*** DATA TO PROCESS ***

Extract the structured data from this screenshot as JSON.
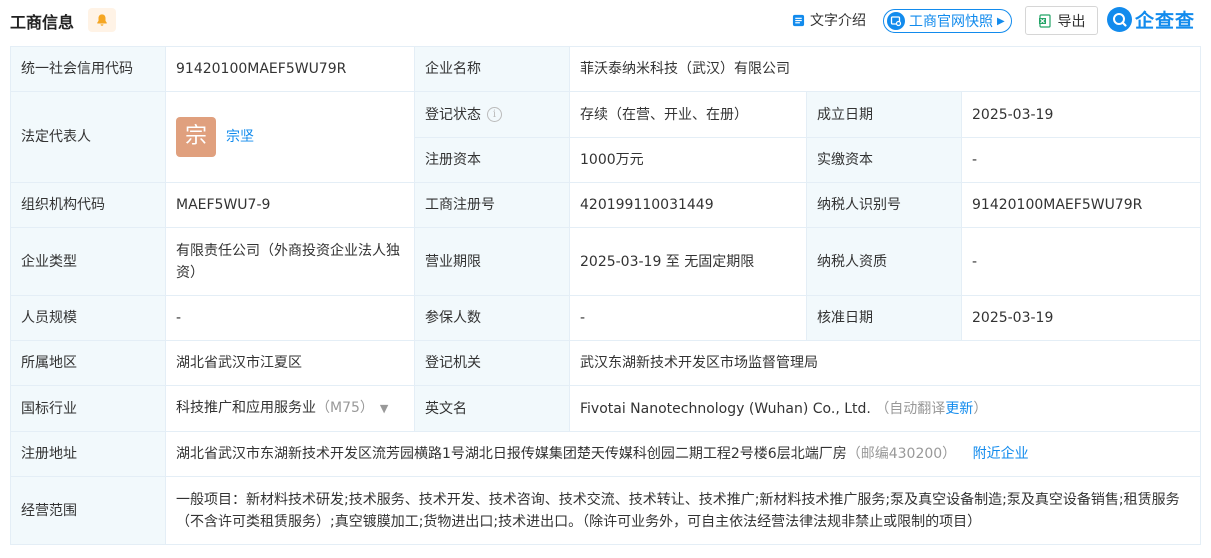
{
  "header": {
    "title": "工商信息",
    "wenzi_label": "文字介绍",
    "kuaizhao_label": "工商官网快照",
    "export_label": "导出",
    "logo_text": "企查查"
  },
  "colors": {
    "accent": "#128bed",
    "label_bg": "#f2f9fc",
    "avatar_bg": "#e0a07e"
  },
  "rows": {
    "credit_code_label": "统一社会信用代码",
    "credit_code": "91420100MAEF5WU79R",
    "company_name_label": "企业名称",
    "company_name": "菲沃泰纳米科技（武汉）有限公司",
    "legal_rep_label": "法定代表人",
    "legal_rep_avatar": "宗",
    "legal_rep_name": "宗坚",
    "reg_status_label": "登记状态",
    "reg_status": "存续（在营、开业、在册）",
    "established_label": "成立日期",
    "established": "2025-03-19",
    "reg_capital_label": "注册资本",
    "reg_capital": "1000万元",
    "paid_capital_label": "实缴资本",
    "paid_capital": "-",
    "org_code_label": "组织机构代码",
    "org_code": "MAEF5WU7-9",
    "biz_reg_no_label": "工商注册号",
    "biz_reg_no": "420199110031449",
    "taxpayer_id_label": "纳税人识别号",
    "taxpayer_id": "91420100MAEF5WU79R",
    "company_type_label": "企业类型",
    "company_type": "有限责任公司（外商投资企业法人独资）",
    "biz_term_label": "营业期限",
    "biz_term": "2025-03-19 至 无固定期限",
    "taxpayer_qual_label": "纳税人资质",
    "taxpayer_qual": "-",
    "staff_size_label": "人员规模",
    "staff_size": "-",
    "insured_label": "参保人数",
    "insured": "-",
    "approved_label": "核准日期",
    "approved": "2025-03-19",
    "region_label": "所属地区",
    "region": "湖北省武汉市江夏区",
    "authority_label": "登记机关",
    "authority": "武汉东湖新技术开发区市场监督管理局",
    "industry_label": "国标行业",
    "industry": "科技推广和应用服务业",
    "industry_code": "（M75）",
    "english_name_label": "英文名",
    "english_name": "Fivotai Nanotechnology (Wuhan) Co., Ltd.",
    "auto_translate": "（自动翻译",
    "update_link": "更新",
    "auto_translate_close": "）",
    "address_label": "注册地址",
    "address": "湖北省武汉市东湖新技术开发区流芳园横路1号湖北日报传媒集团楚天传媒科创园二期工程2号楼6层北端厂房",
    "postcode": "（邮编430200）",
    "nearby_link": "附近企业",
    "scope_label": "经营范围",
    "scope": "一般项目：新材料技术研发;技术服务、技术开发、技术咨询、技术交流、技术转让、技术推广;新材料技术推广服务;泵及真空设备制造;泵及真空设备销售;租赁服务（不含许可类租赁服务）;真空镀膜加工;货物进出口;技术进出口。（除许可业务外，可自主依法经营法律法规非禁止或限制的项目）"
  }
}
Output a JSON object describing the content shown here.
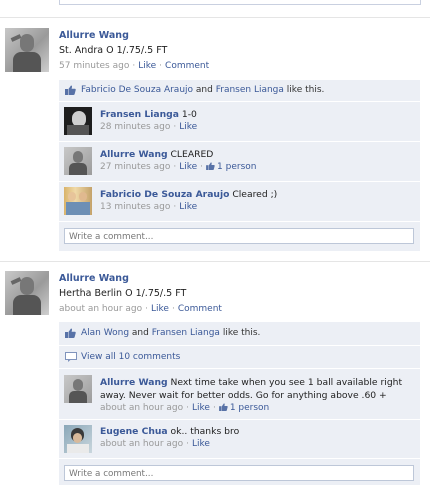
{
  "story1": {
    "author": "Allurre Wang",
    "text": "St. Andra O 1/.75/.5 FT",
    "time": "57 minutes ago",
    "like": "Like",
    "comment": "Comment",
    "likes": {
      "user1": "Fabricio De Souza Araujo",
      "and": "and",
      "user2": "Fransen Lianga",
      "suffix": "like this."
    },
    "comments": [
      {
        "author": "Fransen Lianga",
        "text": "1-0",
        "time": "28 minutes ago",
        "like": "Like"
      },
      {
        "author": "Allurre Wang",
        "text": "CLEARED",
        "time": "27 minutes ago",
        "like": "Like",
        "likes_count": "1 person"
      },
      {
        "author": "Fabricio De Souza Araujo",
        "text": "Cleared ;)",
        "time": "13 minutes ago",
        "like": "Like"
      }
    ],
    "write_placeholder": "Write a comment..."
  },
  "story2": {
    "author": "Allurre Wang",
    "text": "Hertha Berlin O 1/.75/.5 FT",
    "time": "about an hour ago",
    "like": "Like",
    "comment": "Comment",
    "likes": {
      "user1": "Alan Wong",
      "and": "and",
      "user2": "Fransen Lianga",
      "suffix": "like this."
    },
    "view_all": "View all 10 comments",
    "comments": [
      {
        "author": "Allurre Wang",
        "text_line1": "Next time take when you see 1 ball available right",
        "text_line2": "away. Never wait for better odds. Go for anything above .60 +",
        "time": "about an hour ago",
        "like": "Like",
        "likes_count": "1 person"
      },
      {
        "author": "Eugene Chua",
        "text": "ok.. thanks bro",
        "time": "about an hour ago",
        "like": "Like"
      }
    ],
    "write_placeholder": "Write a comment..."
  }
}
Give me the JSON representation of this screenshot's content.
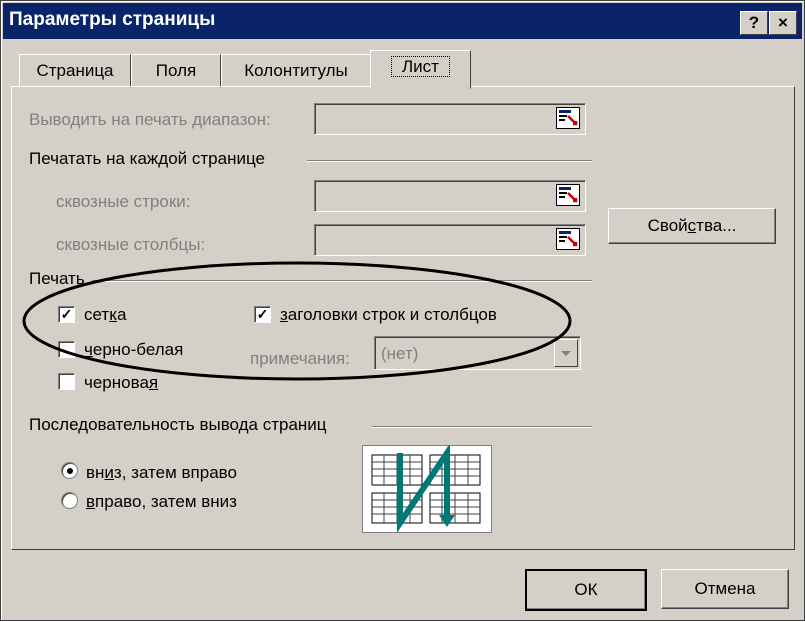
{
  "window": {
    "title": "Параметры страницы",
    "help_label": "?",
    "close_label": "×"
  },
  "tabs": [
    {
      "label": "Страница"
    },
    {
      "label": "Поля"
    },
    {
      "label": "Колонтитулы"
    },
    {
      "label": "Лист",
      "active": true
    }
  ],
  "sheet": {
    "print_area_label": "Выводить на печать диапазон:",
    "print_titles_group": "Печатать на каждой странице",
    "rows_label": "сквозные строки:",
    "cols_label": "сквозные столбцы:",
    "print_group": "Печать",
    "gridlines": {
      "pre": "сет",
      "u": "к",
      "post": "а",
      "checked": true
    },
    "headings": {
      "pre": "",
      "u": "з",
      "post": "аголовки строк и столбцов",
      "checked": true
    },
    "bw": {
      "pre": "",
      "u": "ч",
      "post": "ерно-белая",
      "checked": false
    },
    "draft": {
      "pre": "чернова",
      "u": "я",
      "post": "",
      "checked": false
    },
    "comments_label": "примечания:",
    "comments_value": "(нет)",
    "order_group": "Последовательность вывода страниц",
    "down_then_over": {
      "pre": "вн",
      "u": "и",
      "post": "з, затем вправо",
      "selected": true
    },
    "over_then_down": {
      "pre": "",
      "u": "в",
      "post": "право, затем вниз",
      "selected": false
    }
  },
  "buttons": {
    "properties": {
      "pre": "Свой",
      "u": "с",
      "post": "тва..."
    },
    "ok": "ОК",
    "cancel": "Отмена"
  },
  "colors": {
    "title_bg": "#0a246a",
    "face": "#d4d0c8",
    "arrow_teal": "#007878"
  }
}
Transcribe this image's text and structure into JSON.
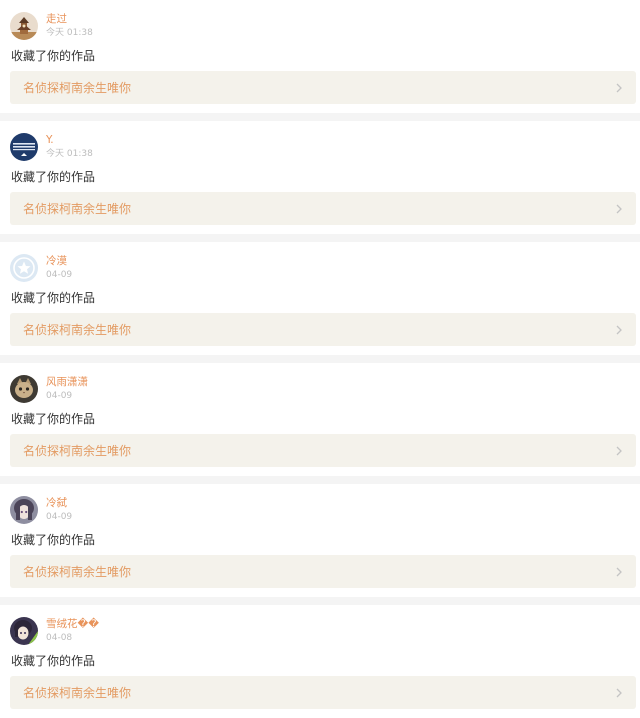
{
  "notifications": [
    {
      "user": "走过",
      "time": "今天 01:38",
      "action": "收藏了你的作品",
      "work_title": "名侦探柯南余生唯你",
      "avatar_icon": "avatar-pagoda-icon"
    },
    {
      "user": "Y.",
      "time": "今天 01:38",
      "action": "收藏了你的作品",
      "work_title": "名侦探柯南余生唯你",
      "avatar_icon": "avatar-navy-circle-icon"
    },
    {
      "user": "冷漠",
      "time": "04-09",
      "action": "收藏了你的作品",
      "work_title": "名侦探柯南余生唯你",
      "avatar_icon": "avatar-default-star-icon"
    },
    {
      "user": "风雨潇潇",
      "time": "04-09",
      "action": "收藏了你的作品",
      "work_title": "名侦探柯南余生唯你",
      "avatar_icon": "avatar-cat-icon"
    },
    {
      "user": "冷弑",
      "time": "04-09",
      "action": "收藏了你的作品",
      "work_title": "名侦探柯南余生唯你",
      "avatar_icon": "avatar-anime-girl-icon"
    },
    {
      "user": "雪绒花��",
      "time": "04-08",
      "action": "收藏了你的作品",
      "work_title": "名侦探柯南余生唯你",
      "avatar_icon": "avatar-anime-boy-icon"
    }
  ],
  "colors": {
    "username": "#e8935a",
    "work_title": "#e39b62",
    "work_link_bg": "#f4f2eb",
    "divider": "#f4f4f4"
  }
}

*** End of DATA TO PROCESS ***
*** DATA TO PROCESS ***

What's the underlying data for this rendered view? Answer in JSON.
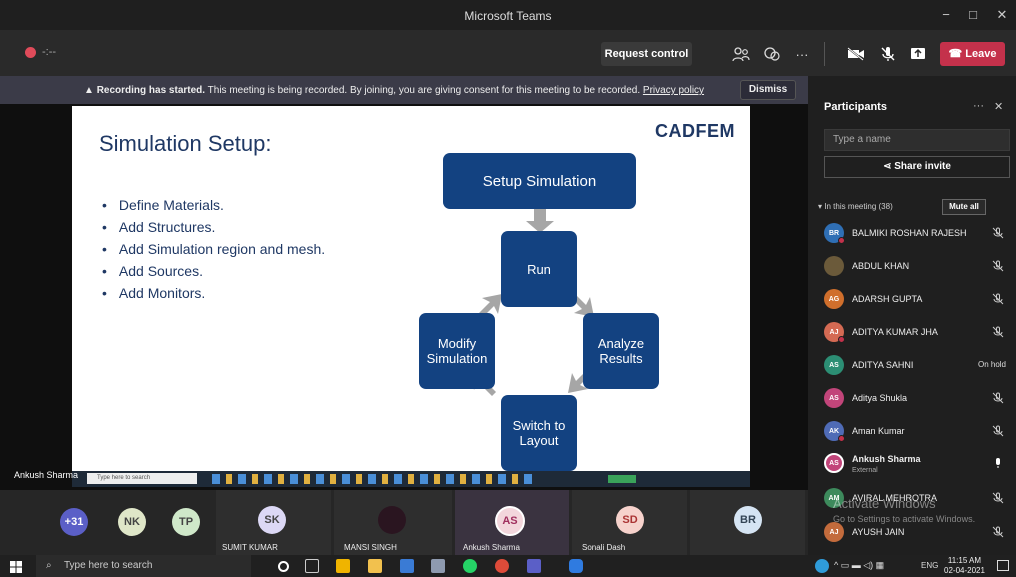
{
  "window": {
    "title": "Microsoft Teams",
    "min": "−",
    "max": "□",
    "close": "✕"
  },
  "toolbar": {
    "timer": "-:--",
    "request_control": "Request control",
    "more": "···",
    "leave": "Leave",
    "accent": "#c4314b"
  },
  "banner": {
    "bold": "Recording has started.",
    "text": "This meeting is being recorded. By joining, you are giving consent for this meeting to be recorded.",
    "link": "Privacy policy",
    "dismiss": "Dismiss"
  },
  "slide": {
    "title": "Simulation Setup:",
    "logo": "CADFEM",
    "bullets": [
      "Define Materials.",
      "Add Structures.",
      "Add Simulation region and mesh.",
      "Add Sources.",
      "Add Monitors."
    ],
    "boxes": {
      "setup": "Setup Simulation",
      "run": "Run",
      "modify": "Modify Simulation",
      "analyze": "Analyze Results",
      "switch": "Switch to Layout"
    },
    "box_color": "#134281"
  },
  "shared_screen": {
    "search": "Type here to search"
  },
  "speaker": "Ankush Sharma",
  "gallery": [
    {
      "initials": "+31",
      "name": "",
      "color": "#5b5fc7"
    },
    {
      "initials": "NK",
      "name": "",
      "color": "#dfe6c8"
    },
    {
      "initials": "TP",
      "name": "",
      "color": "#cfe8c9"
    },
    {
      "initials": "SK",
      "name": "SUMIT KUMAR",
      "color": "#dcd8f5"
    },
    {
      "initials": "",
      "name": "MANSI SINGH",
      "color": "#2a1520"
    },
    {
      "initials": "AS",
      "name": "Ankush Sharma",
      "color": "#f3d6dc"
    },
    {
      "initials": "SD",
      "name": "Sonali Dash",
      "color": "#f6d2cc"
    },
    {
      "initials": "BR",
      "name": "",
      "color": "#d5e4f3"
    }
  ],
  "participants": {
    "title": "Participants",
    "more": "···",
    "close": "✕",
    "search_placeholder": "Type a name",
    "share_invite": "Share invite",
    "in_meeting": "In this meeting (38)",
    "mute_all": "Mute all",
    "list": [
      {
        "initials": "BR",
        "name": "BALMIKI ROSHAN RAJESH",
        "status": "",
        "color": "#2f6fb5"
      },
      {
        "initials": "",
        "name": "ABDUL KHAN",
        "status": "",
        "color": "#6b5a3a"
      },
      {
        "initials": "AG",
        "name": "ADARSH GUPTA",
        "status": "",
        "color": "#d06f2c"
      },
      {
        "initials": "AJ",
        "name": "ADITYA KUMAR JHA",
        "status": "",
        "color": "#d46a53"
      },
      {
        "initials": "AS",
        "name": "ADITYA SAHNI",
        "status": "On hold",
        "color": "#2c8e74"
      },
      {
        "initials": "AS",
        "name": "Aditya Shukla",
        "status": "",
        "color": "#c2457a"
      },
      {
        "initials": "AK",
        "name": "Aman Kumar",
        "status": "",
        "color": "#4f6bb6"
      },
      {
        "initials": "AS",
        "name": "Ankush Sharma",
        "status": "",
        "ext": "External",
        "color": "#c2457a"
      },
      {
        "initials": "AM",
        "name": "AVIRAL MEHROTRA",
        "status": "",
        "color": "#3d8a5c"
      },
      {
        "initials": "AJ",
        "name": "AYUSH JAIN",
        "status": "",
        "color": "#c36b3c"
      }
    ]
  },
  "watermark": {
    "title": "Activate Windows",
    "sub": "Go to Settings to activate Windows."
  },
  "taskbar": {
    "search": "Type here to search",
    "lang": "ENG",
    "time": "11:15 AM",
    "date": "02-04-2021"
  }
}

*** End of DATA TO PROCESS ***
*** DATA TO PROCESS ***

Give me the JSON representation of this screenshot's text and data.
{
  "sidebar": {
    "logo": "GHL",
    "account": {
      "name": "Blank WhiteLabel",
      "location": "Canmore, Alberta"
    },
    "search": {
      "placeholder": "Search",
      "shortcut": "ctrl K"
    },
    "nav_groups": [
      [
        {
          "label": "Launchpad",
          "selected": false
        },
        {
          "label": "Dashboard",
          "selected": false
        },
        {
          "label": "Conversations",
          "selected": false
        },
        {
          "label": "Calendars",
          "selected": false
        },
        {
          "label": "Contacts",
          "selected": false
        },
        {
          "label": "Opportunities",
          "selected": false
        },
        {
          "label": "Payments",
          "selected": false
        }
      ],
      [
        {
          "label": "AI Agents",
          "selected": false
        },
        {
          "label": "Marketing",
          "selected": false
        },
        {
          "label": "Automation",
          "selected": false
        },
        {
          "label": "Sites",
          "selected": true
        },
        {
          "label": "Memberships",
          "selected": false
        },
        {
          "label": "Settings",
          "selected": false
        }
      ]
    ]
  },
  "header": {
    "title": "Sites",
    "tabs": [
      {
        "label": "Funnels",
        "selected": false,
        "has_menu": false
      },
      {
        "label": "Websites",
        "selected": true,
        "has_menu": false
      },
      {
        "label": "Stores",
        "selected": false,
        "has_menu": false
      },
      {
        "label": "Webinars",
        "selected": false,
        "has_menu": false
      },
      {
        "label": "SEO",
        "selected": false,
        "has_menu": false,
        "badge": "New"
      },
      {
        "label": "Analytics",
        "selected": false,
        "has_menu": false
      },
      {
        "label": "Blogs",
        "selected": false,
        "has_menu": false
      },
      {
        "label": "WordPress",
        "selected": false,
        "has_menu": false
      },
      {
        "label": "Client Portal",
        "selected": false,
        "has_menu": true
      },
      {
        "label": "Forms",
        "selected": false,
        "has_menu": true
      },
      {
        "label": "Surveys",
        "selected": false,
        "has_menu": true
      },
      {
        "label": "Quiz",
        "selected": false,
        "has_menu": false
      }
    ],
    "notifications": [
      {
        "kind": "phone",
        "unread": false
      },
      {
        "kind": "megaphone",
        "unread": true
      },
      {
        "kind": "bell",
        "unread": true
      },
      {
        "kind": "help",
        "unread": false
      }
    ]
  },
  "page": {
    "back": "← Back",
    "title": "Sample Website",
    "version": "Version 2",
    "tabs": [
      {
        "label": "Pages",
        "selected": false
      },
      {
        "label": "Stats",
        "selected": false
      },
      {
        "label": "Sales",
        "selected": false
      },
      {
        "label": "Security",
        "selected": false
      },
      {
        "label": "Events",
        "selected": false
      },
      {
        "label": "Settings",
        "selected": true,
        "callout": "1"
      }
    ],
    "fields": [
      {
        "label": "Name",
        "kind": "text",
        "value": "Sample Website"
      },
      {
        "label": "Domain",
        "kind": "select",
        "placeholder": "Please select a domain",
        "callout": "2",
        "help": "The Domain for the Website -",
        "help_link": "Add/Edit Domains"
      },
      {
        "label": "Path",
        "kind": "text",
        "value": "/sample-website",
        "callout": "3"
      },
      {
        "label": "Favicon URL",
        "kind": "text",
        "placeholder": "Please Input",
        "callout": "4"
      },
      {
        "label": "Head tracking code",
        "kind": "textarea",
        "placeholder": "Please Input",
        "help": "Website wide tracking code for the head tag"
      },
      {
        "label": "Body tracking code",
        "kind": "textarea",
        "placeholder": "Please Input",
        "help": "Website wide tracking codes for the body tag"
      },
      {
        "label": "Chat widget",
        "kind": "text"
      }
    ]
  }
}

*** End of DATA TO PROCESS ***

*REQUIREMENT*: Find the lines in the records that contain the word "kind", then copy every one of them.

*TASK OUTPUT*:
        "kind": "phone",
        "kind": "megaphone",
        "kind": "bell",
        "kind": "help",
        "kind": "text",
        "kind": "select",
        "kind": "text",
        "kind": "text",
        "kind": "textarea",
        "kind": "textarea",
        "kind": "text"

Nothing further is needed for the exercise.